As much as I love movies with no value whatsoever (such as the recent Sharktopus), I yearn for films with deeper meanings. From the actors’ dialogue to the simple title, the story is centered on love with a devilish twist. Beware, before you read on that I’ll be spoiling the plot a bit, but it’s still worth the read. Lo is a 5 out of 5 movie directed by Travis Betz and starring the beautiful Sarah Lassez. The beginning of the film begins…
… with Justin summoning a demon named Lo who was given authority to grant wishes, if he desires. He’s got a sick sense of humor and appears to have broken appendages below his waist, but Justin’s ran out of options. He asks Lo to bring back his true love, April back from Hell. Lo mocks, ridicules, and humiliates Justin for reasons we the viewers may not understand at first. Justin wholeheartedly attempts to make his case resonate with the demon’s moral judgment, but Lo’s not just a tough cookie to crack, he’s rude, disgusting, but there’s a mystery there that makes Justin think he can make a breakthrough. Soon enough, we jump to the past to see that he has fallen in love with April, who has a secret and an awkward personality. Her unorthodox character comes off as nothing less than charming in Justin’s eyes.
But unbeknownst to him, April is an escaped demon from Hell and is being pursued by another demon, Jeez. While Jeez is trying to banish April from the earthly world, Justin is mortally harmed and death is imminent. In exchange for a peaceful return to Hell, April returns health back to Justin and departs to Hell without any goodbye. Still in the dark about April’s true identity as a demon, Justin continues to barter with Lo for the return of his love. Does love survive in Hell? Who is Lo, this demon who converses with Justin?
No CGI in this film! The three demons in the film are hairy, gross, weird, rude, and totally awesome. Justin is certainly likable and I get the impression that he is pretty weak, doesn’t care about much and is pretty passive. But when it comes to April, he is ready to offer his soul for her. He begins to understand Lo’s demonic ways and his love perseveres. I like every character in the film. The demons are fun, yet serious, Justin seems pretty tight, and April is gorgeous and intriguing.

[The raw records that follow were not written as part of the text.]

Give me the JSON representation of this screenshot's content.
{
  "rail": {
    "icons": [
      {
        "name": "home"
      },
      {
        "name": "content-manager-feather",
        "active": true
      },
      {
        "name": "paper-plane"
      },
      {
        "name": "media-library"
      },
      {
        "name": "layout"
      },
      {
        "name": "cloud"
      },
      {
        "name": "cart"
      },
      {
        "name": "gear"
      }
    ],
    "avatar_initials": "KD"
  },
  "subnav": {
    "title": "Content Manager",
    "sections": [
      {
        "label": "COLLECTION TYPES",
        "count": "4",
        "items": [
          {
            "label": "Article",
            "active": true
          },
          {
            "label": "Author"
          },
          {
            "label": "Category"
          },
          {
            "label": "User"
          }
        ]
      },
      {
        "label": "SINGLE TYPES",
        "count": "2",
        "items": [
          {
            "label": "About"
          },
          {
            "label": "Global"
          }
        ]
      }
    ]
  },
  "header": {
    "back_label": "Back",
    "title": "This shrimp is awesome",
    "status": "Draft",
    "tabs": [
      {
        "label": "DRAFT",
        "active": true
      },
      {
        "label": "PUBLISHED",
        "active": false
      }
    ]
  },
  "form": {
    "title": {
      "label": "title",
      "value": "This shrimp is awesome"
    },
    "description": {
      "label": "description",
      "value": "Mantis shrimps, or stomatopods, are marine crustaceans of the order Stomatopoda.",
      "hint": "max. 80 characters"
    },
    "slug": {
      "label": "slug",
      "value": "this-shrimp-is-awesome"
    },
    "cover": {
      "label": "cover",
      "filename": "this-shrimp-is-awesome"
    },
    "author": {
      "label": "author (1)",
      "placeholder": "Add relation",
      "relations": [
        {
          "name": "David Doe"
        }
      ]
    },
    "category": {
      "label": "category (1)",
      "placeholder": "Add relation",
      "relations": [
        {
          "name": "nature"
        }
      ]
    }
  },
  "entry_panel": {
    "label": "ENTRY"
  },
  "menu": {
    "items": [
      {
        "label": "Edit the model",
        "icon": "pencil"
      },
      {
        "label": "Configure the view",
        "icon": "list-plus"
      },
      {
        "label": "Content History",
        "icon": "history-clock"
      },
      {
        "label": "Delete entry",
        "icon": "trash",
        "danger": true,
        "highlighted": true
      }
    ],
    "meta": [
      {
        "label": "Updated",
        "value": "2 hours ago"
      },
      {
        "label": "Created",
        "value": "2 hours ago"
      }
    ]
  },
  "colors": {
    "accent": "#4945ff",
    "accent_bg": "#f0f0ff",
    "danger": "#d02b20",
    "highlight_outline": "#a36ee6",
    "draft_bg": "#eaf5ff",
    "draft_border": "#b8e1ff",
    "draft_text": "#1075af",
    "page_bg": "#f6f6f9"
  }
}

The majority of this film sees Justin in a circle, speaking to this hideous demon. Movies with this simple scenery allow the viewer to focus on what is most important. All we see is the light shining on the two with a few “mini plays” presenting Justin’s interpretations of events with April. In doesn’t matter that Justin is doing this in his apartment, but what does matter is the dialogue and what we see. Remember 12 Angry Men? You focus on the dialogue, interactions, and relationships.
As the plot thickens, we discover that April is Lo. April/Lo cannot break the bonds of Hell by showing affection or love, so she is forced to follow hellish antics. Ridicule, humiliation, and delusion pursue. As a demon she cannot show love or compassion. We see that the love between them survives despite the rules. Her soul/inner-self wants Justin’s peace. He bargains with, what he knows as a filthy demon (which is truly madly deeply his love), by offering his soul in return for demon possession but she “internally” knows that this too harmful. They cannot love in Hell; it is truth that Hell is without happiness or love, and nothing can be changed about that. It is better for them to accept the loss of love, than an eternity of togetherness but an inherent absence of love.
You should watch this film. It is wonderful. Again, a 5 out of 5. The only limitation is that there is a boundary to its understanding. Once you understand it, which is very easy, there isn’t anything else to interpret. It is enjoyable, intriguing, and available on Netflix. Look forward to my review of Travis Betz’s new film, The Dead Inside where Sarah Lassez makes a wonderful return.